• [What the exercise asks]:
The response has to reproduce all entries exactly while excluding their pictures.

• [App and web page records]:
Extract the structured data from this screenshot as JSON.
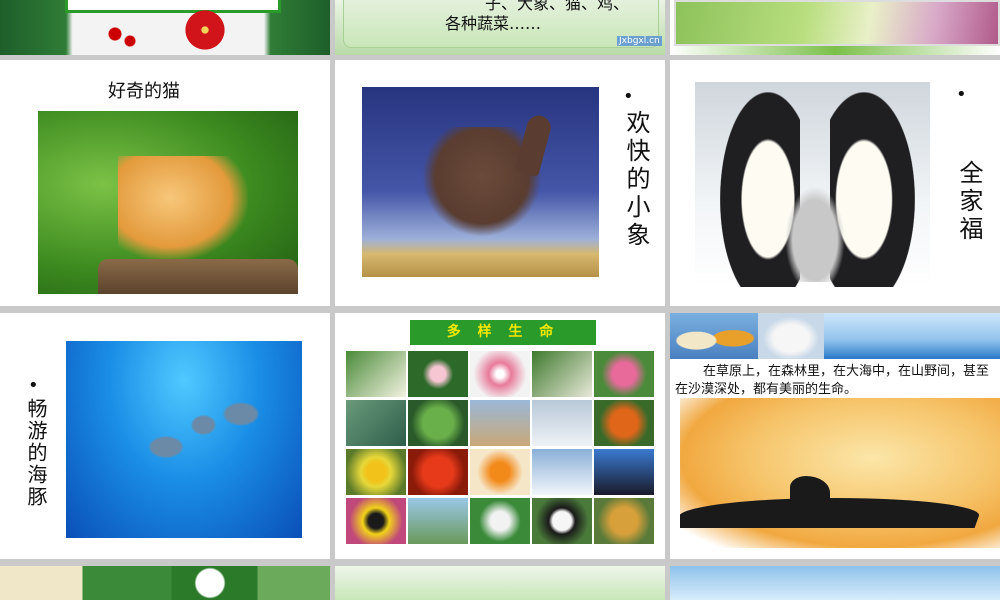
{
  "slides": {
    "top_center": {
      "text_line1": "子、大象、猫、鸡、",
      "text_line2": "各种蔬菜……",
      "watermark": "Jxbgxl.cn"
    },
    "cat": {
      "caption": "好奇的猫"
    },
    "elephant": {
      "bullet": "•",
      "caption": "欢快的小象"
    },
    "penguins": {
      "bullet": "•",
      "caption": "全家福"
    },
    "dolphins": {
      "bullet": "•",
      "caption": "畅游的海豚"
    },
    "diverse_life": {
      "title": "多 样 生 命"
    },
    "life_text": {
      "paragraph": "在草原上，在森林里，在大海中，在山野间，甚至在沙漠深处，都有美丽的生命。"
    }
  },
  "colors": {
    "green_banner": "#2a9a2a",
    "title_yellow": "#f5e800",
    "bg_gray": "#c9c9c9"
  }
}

• [Answer for this exercise]:
Extract the structured data from this screenshot as JSON.
{
  "slides": {
    "top_center": {
      "text_line1": "子、大象、猫、鸡、",
      "text_line2": "各种蔬菜……",
      "watermark": "Jxbgxl.cn"
    },
    "cat": {
      "caption": "好奇的猫"
    },
    "elephant": {
      "bullet": "•",
      "caption": "欢快的小象"
    },
    "penguins": {
      "bullet": "•",
      "caption": "全家福"
    },
    "dolphins": {
      "bullet": "•",
      "caption": "畅游的海豚"
    },
    "diverse_life": {
      "title": "多 样 生 命"
    },
    "life_text": {
      "paragraph": "在草原上，在森林里，在大海中，在山野间，甚至在沙漠深处，都有美丽的生命。"
    }
  },
  "colors": {
    "green_banner": "#2a9a2a",
    "title_yellow": "#f5e800",
    "bg_gray": "#c9c9c9"
  }
}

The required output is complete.